Western lifestyle is associated with high prevalence of allergy, asthma and other chronic inflammatory disorders. To explain this association, we tested the ‘biodiversity hypothesis’, which posits that reduced contact of children with environmental biodiversity, including environmental microbiota in natural habitats, has adverse consequences on the assembly of human commensal microbiota and its contribution to immune tolerance. The cover of forest and agricultural land within 2–5 km from the home was inversely and significantly associated with atopic sensitization. This relationship was observed for children 6 years of age and older.” The amount of green environment (forest and agricultural land) around homes was associated with fewer allergies in children. “The results indicate that early‐life exposure to green environments is especially important.”

*Thomas, R. M., & Jobin, C. (2020). Microbiota in pancreatic health and disease: The next frontier in microbiome research.

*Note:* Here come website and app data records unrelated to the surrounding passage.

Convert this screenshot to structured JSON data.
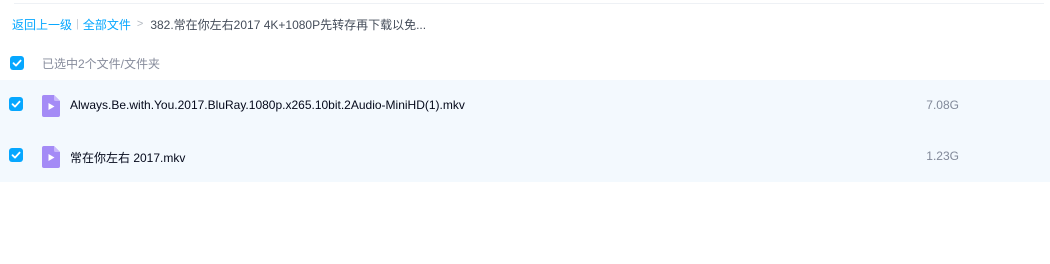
{
  "breadcrumb": {
    "back": "返回上一级",
    "separator": "|",
    "root": "全部文件",
    "chevron": ">",
    "current": "382.常在你左右2017 4K+1080P先转存再下载以免..."
  },
  "selection": {
    "count_text": "已选中2个文件/文件夹",
    "all_checked": true
  },
  "files": [
    {
      "name": "Always.Be.with.You.2017.BluRay.1080p.x265.10bit.2Audio-MiniHD(1).mkv",
      "size": "7.08G",
      "checked": true,
      "icon": "video-file-icon"
    },
    {
      "name": "常在你左右 2017.mkv",
      "size": "1.23G",
      "checked": true,
      "icon": "video-file-icon"
    }
  ],
  "colors": {
    "accent": "#06a7ff",
    "row_selected_bg": "#f3f9fe",
    "video_icon": "#a48bf6"
  }
}
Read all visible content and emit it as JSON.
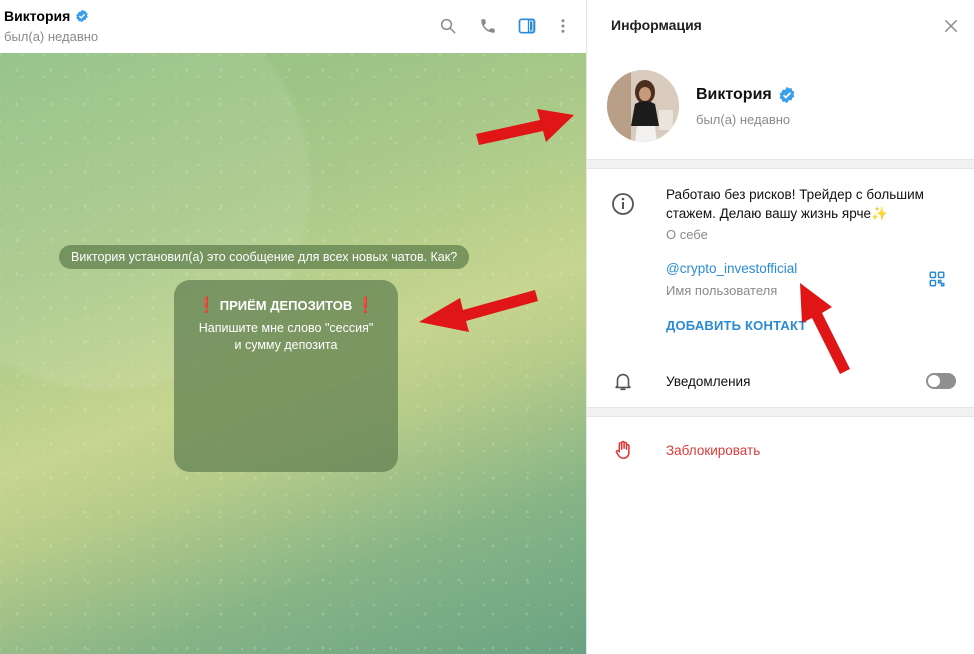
{
  "chat": {
    "header": {
      "name": "Виктория",
      "status": "был(а) недавно"
    },
    "service_message": "Виктория установил(а) это сообщение для всех новых чатов. Как?",
    "pinned_card": {
      "title": "ПРИЁМ ДЕПОЗИТОВ",
      "text_line1": "Напишите мне слово \"сессия\"",
      "text_line2": "и сумму депозита"
    }
  },
  "info_panel": {
    "title": "Информация",
    "profile": {
      "name": "Виктория",
      "status": "был(а) недавно"
    },
    "bio": {
      "text": "Работаю без рисков! Трейдер с большим стажем. Делаю вашу жизнь ярче✨",
      "label": "О себе"
    },
    "username": {
      "value": "@crypto_investofficial",
      "label": "Имя пользователя"
    },
    "add_contact_label": "ДОБАВИТЬ КОНТАКТ",
    "notifications_label": "Уведомления",
    "notifications_on": false,
    "block_label": "Заблокировать"
  },
  "colors": {
    "accent": "#2a8bd6",
    "danger": "#dc3b3b",
    "verified": "#3a9ee8",
    "annotation_arrow": "#e01515"
  },
  "icons": [
    "verified-badge-icon",
    "search-icon",
    "phone-icon",
    "sidebar-toggle-icon",
    "more-vertical-icon",
    "close-icon",
    "info-icon",
    "qr-code-icon",
    "bell-icon",
    "stop-hand-icon"
  ]
}
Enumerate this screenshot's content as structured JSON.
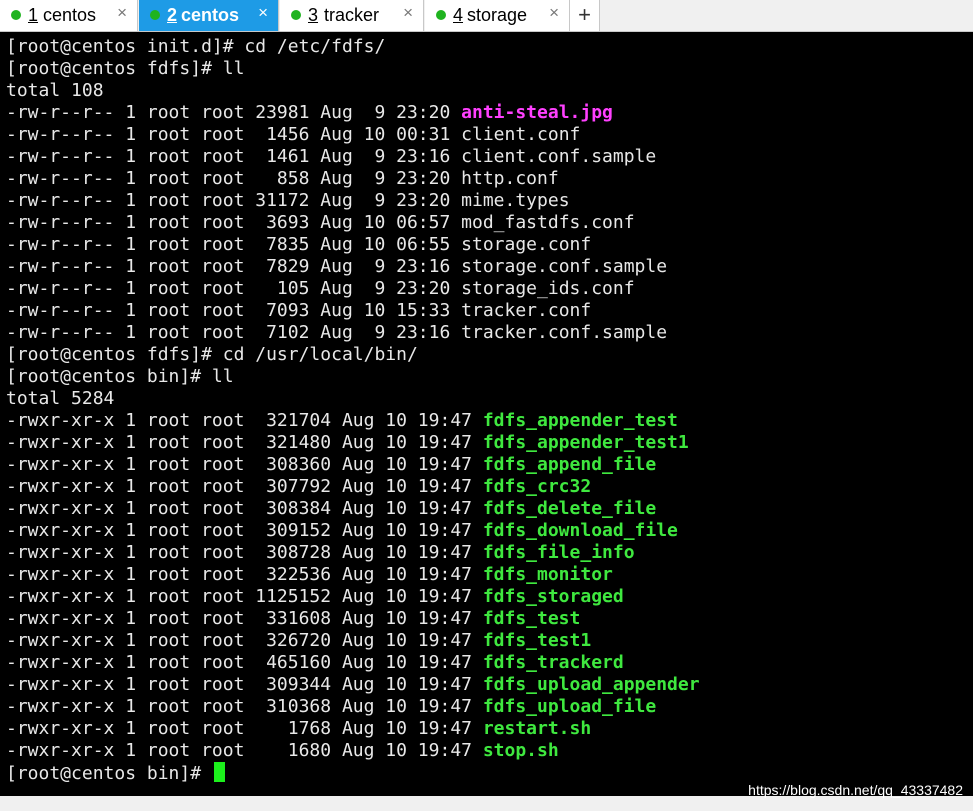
{
  "tabs": [
    {
      "num": "1",
      "label": "centos",
      "active": false
    },
    {
      "num": "2",
      "label": "centos",
      "active": true
    },
    {
      "num": "3",
      "label": "tracker",
      "active": false
    },
    {
      "num": "4",
      "label": "storage",
      "active": false
    }
  ],
  "tab_close_glyph": "×",
  "new_tab_glyph": "+",
  "colors": {
    "terminal_bg": "#000000",
    "terminal_fg": "#e8e8e8",
    "active_tab": "#1e9be6",
    "status_dot": "#1fb31f",
    "highlight_file": "#ff40ff",
    "executable_file": "#3fe83f",
    "cursor": "#1cf01c"
  },
  "terminal": {
    "lines": [
      {
        "text": "[root@centos init.d]# cd /etc/fdfs/"
      },
      {
        "text": "[root@centos fdfs]# ll"
      },
      {
        "text": "total 108"
      },
      {
        "text": "-rw-r--r-- 1 root root 23981 Aug  9 23:20 ",
        "name": "anti-steal.jpg",
        "style": "pink"
      },
      {
        "text": "-rw-r--r-- 1 root root  1456 Aug 10 00:31 ",
        "name": "client.conf"
      },
      {
        "text": "-rw-r--r-- 1 root root  1461 Aug  9 23:16 ",
        "name": "client.conf.sample"
      },
      {
        "text": "-rw-r--r-- 1 root root   858 Aug  9 23:20 ",
        "name": "http.conf"
      },
      {
        "text": "-rw-r--r-- 1 root root 31172 Aug  9 23:20 ",
        "name": "mime.types"
      },
      {
        "text": "-rw-r--r-- 1 root root  3693 Aug 10 06:57 ",
        "name": "mod_fastdfs.conf"
      },
      {
        "text": "-rw-r--r-- 1 root root  7835 Aug 10 06:55 ",
        "name": "storage.conf"
      },
      {
        "text": "-rw-r--r-- 1 root root  7829 Aug  9 23:16 ",
        "name": "storage.conf.sample"
      },
      {
        "text": "-rw-r--r-- 1 root root   105 Aug  9 23:20 ",
        "name": "storage_ids.conf"
      },
      {
        "text": "-rw-r--r-- 1 root root  7093 Aug 10 15:33 ",
        "name": "tracker.conf"
      },
      {
        "text": "-rw-r--r-- 1 root root  7102 Aug  9 23:16 ",
        "name": "tracker.conf.sample"
      },
      {
        "text": "[root@centos fdfs]# cd /usr/local/bin/"
      },
      {
        "text": "[root@centos bin]# ll"
      },
      {
        "text": "total 5284"
      },
      {
        "text": "-rwxr-xr-x 1 root root  321704 Aug 10 19:47 ",
        "name": "fdfs_appender_test",
        "style": "green"
      },
      {
        "text": "-rwxr-xr-x 1 root root  321480 Aug 10 19:47 ",
        "name": "fdfs_appender_test1",
        "style": "green"
      },
      {
        "text": "-rwxr-xr-x 1 root root  308360 Aug 10 19:47 ",
        "name": "fdfs_append_file",
        "style": "green"
      },
      {
        "text": "-rwxr-xr-x 1 root root  307792 Aug 10 19:47 ",
        "name": "fdfs_crc32",
        "style": "green"
      },
      {
        "text": "-rwxr-xr-x 1 root root  308384 Aug 10 19:47 ",
        "name": "fdfs_delete_file",
        "style": "green"
      },
      {
        "text": "-rwxr-xr-x 1 root root  309152 Aug 10 19:47 ",
        "name": "fdfs_download_file",
        "style": "green"
      },
      {
        "text": "-rwxr-xr-x 1 root root  308728 Aug 10 19:47 ",
        "name": "fdfs_file_info",
        "style": "green"
      },
      {
        "text": "-rwxr-xr-x 1 root root  322536 Aug 10 19:47 ",
        "name": "fdfs_monitor",
        "style": "green"
      },
      {
        "text": "-rwxr-xr-x 1 root root 1125152 Aug 10 19:47 ",
        "name": "fdfs_storaged",
        "style": "green"
      },
      {
        "text": "-rwxr-xr-x 1 root root  331608 Aug 10 19:47 ",
        "name": "fdfs_test",
        "style": "green"
      },
      {
        "text": "-rwxr-xr-x 1 root root  326720 Aug 10 19:47 ",
        "name": "fdfs_test1",
        "style": "green"
      },
      {
        "text": "-rwxr-xr-x 1 root root  465160 Aug 10 19:47 ",
        "name": "fdfs_trackerd",
        "style": "green"
      },
      {
        "text": "-rwxr-xr-x 1 root root  309344 Aug 10 19:47 ",
        "name": "fdfs_upload_appender",
        "style": "green"
      },
      {
        "text": "-rwxr-xr-x 1 root root  310368 Aug 10 19:47 ",
        "name": "fdfs_upload_file",
        "style": "green"
      },
      {
        "text": "-rwxr-xr-x 1 root root    1768 Aug 10 19:47 ",
        "name": "restart.sh",
        "style": "green"
      },
      {
        "text": "-rwxr-xr-x 1 root root    1680 Aug 10 19:47 ",
        "name": "stop.sh",
        "style": "green"
      }
    ],
    "prompt": "[root@centos bin]# "
  },
  "watermark": "https://blog.csdn.net/qq_43337482"
}
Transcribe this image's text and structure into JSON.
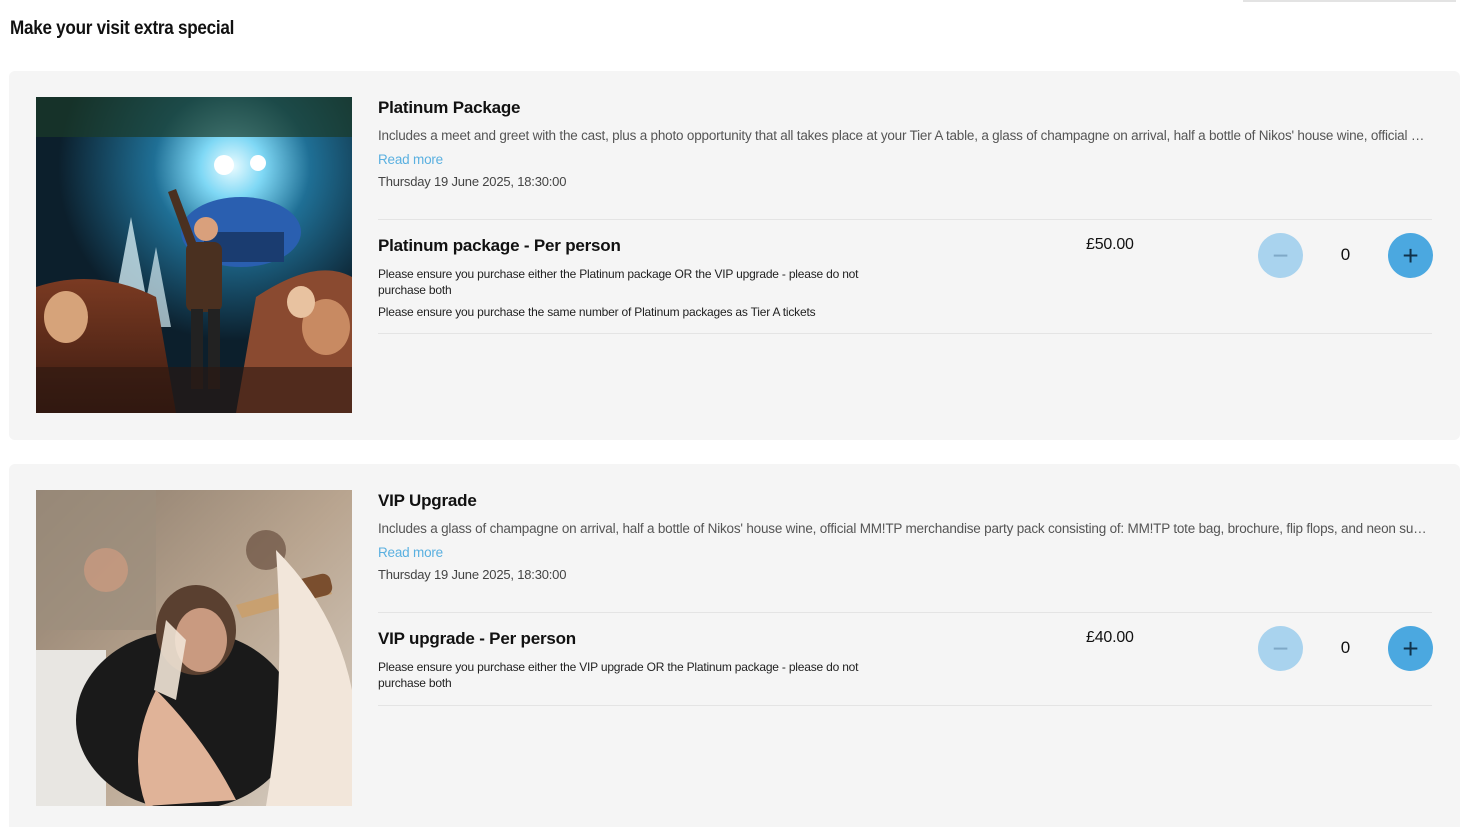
{
  "page": {
    "section_title": "Make your visit extra special"
  },
  "packages": [
    {
      "title": "Platinum Package",
      "description": "Includes a meet and greet with the cast, plus a photo opportunity that all takes place at your Tier A table, a glass of champagne on arrival, half a bottle of Nikos' house wine, official MM!TP merc...",
      "read_more": "Read more",
      "date": "Thursday 19 June 2025, 18:30:00",
      "option": {
        "title": "Platinum package - Per person",
        "notes": [
          "Please ensure you purchase either the Platinum package OR the VIP upgrade - please do not purchase both",
          "Please ensure you purchase the same number of Platinum packages as Tier A tickets"
        ],
        "price": "£50.00",
        "quantity": "0"
      }
    },
    {
      "title": "VIP Upgrade",
      "description": "Includes a glass of champagne on arrival, half a bottle of Nikos' house wine, official MM!TP merchandise party pack consisting of: MM!TP tote bag, brochure, flip flops, and neon sunglasses",
      "read_more": "Read more",
      "date": "Thursday 19 June 2025, 18:30:00",
      "option": {
        "title": "VIP upgrade - Per person",
        "notes": [
          "Please ensure you purchase either the VIP upgrade OR the Platinum package - please do not purchase both"
        ],
        "price": "£40.00",
        "quantity": "0"
      }
    }
  ],
  "icons": {
    "minus": "minus-icon",
    "plus": "plus-icon"
  },
  "colors": {
    "link": "#5ab0e0",
    "plus_button": "#4ba8e0",
    "minus_button_disabled": "#a9d3ee",
    "card_background": "#f5f5f5"
  }
}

Nature Reviews.Gastroenterology & Hepatology, 17(1), 53-64.  [PDF] [Cited by**New**

“Diseases intrinsic to the pancreas such as pancreatitis, pancreatic cancer and type 1 diabetes mellitus impart substantial health and financial burdens on society but identification of novel mechanisms contributing to these pathologies are slow to emerge. A novel area of research suggests that pancreatic-specific disorders might be modulated by the gut microbiota, either through a local (direct pancreatic influence) or in a remote (nonpancreatic) fashion. In this Perspectives, we examine literature implicating microorganisms in diseases of the pancreas, specifically pancreatitis, type 1 diabetes mellitus and pancreatic ductal adenocarcinoma. We also discuss evidence of an inherent pancreatic microbiota and the influence of the intestinal microbiota as it relates to disease association and development.”

*Tilg, H., Zmora, N., Adolph, T. E., & Elinav, E. (2020). The intestinal microbiota fuelling metabolic inflammation. Nature Reviews. Immunology, 20(1), 40-54.  [PDF] [Cited by] **New**

Low-grade inflammation is the hallmark of metabolic disorders such as obesity, type 2 diabetes and nonalcoholic fatty liver disease. Emerging evidence indicates that these disorders are characterized by alterations in the intestinal microbiota composition and its metabolites, which translocate from the gut across a disrupted intestinal barrier to affect various metabolic organs, such as the liver and adipose tissue, thereby contributing to metabolic inflammation. Here, we discuss some of the recently identified mechanisms that showcase the role of the intestinal microbiota and barrier dysfunction in metabolic inflammation.”

For additional research on the impacts of alcohol consumption, please see the Science Primary Literature Database.

Questions?  Please let me know (engelk@grinnell.edu).

 

One thought on “Microbiome/microbiota: influences on disease and behavior

Leave a Reply

Your email address will not be published. Required fields are marked *